    Wednesday, August 02, 2006

    Emotional Intelligence

    Visit our website Club Vivo Per Lei/I Live for Music and find out more. And please join. It's free, of course. Our gift to you.

    "Music To Your Ears - The Healing Way," by Eric Cho

    Shakespeare once said, "If music be the food of love, play on".

    The power of music over the human mind is enormous, and that’s putting it lightly. Music therapy is the use of music for therapeutic purposes by a trained professional. The idea of using music as a healing influence dates back to the time of Plato and Aristotle. In the modern world, music for therapy came to the fore when musicians played for war veterans to cure them of physical and emotional trauma. Since many of the patients responded well, nurses and doctors began requesting the services of musicians for therapy.

    Soon, music therapy became recognized as an effective and scientifically-backed mode of treatment. The first music therapy degree program ever was established in 1944 in the State of Michigan, U.S.

    A trained music therapist gauges the emotional well-being, physical health, social functioning and cognitive skills through the patient’s responses to music. Once the assessment is complete, the practitioner designs music session for individuals or groups. The therapeutic music is prepared based on client needs and uses music improvisation, song writing, lyric discussion, imagery and musical performances.

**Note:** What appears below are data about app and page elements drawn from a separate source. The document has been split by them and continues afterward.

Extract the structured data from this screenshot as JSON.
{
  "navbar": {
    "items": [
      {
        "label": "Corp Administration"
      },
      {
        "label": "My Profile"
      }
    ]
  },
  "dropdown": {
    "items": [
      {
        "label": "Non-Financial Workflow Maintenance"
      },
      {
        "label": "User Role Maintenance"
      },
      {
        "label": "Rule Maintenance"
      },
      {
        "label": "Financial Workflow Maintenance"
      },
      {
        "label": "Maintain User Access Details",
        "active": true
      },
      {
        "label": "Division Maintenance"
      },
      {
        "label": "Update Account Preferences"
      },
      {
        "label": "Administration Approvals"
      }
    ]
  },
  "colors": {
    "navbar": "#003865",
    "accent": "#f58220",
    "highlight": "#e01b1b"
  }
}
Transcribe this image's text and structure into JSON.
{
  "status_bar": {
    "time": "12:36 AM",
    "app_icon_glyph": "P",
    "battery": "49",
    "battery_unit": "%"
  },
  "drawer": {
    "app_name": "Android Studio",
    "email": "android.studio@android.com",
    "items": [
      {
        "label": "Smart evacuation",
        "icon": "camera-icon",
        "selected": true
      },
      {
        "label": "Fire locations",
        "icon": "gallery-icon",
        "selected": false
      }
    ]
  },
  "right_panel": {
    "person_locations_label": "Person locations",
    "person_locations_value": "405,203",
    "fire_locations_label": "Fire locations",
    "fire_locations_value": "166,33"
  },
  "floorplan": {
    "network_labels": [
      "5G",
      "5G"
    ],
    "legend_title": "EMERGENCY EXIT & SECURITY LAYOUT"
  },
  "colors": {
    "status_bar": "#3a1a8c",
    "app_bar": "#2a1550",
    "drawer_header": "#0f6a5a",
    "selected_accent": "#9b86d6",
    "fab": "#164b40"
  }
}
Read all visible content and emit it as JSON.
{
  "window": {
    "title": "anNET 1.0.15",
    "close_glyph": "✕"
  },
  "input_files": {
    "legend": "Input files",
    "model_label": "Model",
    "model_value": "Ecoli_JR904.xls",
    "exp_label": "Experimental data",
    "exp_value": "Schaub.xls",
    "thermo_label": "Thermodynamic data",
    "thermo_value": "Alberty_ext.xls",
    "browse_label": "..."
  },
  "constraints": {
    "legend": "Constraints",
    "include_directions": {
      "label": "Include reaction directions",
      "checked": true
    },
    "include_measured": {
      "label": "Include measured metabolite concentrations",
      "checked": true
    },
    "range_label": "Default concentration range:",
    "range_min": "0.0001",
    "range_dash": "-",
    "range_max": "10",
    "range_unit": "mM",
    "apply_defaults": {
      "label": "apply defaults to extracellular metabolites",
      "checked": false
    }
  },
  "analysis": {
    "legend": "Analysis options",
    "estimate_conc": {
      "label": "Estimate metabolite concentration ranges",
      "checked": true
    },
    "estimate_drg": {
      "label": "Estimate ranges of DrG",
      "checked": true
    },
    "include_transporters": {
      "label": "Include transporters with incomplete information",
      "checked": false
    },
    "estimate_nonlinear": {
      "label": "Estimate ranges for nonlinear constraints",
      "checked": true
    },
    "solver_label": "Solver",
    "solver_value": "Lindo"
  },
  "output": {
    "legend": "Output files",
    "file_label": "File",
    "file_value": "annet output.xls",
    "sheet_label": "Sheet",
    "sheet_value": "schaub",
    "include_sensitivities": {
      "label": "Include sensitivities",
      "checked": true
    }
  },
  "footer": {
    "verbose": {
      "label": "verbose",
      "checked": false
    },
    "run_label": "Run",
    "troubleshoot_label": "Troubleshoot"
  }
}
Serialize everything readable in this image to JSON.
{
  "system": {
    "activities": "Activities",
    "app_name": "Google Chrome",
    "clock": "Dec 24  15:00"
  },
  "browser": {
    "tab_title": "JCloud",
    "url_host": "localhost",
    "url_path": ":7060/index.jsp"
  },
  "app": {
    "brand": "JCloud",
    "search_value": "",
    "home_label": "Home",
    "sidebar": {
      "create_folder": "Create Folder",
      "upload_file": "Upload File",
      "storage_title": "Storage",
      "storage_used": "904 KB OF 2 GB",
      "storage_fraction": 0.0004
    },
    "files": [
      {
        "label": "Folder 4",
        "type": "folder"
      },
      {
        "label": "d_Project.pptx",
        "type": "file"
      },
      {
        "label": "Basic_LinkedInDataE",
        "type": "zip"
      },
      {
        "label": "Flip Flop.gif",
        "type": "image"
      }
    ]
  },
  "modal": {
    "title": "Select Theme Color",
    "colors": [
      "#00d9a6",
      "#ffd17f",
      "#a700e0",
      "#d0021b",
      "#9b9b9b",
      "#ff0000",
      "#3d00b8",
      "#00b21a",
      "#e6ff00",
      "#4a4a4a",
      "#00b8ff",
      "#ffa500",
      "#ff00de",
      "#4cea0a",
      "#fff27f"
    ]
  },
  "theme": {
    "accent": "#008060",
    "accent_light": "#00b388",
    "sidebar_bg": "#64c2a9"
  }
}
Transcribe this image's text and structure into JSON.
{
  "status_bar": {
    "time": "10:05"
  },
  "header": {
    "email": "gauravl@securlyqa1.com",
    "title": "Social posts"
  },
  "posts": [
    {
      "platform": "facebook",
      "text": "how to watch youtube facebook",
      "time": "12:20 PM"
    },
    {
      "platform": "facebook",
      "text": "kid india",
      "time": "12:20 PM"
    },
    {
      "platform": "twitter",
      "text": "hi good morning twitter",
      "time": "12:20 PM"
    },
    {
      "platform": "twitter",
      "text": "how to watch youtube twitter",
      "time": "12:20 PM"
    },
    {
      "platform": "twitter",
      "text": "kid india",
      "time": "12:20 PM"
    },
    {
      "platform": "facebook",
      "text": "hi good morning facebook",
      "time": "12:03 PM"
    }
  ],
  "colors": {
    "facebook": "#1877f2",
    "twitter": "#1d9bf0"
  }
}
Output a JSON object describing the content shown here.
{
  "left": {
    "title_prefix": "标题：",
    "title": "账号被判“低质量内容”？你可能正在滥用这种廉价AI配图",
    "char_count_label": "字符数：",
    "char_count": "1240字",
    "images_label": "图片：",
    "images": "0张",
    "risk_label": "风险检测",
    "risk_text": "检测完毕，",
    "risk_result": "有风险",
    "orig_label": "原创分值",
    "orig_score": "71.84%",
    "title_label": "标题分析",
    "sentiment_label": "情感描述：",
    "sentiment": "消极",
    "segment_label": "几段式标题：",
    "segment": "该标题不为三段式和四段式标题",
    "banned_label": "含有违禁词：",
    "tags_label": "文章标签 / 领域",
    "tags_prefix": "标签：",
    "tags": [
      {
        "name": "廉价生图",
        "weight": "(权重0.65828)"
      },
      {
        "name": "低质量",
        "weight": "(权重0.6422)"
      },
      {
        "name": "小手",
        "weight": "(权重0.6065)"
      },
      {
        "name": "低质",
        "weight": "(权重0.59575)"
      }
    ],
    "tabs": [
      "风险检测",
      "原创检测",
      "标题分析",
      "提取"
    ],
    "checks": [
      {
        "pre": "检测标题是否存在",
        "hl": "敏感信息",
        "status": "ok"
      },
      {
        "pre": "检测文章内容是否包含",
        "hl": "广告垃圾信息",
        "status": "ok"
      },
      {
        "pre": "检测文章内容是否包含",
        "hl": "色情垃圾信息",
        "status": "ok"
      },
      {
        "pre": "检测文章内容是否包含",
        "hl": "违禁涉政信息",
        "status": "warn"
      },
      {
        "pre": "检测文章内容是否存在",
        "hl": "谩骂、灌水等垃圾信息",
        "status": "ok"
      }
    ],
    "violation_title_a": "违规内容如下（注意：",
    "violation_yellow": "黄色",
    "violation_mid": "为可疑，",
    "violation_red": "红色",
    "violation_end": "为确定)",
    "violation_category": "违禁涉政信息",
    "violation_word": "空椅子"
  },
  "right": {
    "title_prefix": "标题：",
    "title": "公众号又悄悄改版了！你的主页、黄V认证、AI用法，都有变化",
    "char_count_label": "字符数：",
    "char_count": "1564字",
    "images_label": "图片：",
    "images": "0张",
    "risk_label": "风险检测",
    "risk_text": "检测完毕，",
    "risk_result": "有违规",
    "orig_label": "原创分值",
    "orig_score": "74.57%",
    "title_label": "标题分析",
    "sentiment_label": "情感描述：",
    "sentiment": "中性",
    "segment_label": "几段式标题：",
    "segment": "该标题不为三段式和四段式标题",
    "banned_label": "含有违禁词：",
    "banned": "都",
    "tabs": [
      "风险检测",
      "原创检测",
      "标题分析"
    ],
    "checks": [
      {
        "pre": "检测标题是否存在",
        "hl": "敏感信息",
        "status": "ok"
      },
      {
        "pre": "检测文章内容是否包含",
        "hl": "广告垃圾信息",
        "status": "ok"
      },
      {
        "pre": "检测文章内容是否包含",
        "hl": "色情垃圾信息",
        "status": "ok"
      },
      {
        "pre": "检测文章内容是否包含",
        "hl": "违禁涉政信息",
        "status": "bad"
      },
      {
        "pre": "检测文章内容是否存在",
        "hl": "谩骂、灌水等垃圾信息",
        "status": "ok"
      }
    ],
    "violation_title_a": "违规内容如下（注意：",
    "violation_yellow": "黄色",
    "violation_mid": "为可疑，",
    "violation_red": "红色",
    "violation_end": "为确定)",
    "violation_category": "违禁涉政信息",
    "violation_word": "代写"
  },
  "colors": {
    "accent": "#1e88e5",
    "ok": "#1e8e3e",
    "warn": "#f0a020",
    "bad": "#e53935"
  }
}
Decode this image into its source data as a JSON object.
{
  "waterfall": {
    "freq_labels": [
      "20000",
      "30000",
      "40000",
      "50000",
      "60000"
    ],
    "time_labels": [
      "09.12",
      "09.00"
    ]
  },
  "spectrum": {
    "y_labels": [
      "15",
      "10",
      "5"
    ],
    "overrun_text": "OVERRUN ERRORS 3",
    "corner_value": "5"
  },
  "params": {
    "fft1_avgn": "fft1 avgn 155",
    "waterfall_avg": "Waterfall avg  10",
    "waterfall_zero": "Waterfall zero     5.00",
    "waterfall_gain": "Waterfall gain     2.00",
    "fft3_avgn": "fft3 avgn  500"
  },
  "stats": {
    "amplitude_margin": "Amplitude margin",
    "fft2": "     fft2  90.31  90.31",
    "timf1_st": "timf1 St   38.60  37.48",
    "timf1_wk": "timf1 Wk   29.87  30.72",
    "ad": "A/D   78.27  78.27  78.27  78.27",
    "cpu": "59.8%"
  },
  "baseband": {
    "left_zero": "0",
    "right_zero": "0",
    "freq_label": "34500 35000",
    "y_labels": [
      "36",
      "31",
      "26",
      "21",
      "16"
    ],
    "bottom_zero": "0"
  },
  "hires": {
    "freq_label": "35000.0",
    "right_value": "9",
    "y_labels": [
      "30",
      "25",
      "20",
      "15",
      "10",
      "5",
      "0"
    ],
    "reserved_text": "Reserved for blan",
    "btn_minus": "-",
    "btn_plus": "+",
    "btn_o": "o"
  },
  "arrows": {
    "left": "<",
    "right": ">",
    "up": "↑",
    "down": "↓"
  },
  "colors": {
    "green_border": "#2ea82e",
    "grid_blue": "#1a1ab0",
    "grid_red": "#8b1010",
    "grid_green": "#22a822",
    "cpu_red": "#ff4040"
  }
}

    Using music for therapy can be a very powerful way to reach children and adolescents. Elderly people and people with developmental and learning disabilities, people suffering from Alzheimer’s disease and age related problems and people in acute pain also benefit from music therapy. Music therapy is a powerful way to help people express their feelings.
    Professional music therapists are usually found in rehabilitative facilities, psychiatric hospitals, medical hospitals, drug and alcohol programs, nursing homes, correctional facilities, schools and private practice.

    Some people mistakenly believe that a patient needs to have some particular musical ability to benefit from therapy. There is no one particular style of music that is more therapeutic than the rest. Any style of music can be equally effective. Any person can be a patient. The patient’s background, needs and history help determine the type of music used.

    Even healthy people can make use of the healing powers of music. Listening to or making music, playing or drumming can greatly reduce stress and improve productivity. Research shows that music is a vital support for physical exercise. Music therapy is even said to assist labor and delivery.

    In hospitals, music therapy is used to alleviate pain and is often used in conjunction with anesthesia or pain medication. A question that is often raised is why use music if anesthesia does the same thing? Music helps because it dissolves emotional barriers and elevates the patient’s mood. Music also counteracts depression, calms and even sedates patients. In a nutshell, music helps reduce muscle tension and brings on a deep and satisfying relaxation. [Editor's Note: It doesn't have any bad side effects, and all medications have bad side effects!]

    Since 1994 music therapy has been identified as a reimbursable service in the U.S. Music therapy is considered ‘active treatment’ when it meets the following criteria:

    - Is prescribed by a physician
    - Is reasonably necessary for the treatment of the injury or condition
    - Is based on a documented treatment plan
    - Is showing some sort of result in the patient
    The future of music therapy is indeed very promising as more and more research supports the effectiveness of music against diseases like Alzheimer’s and chronic pain.

    About The Author: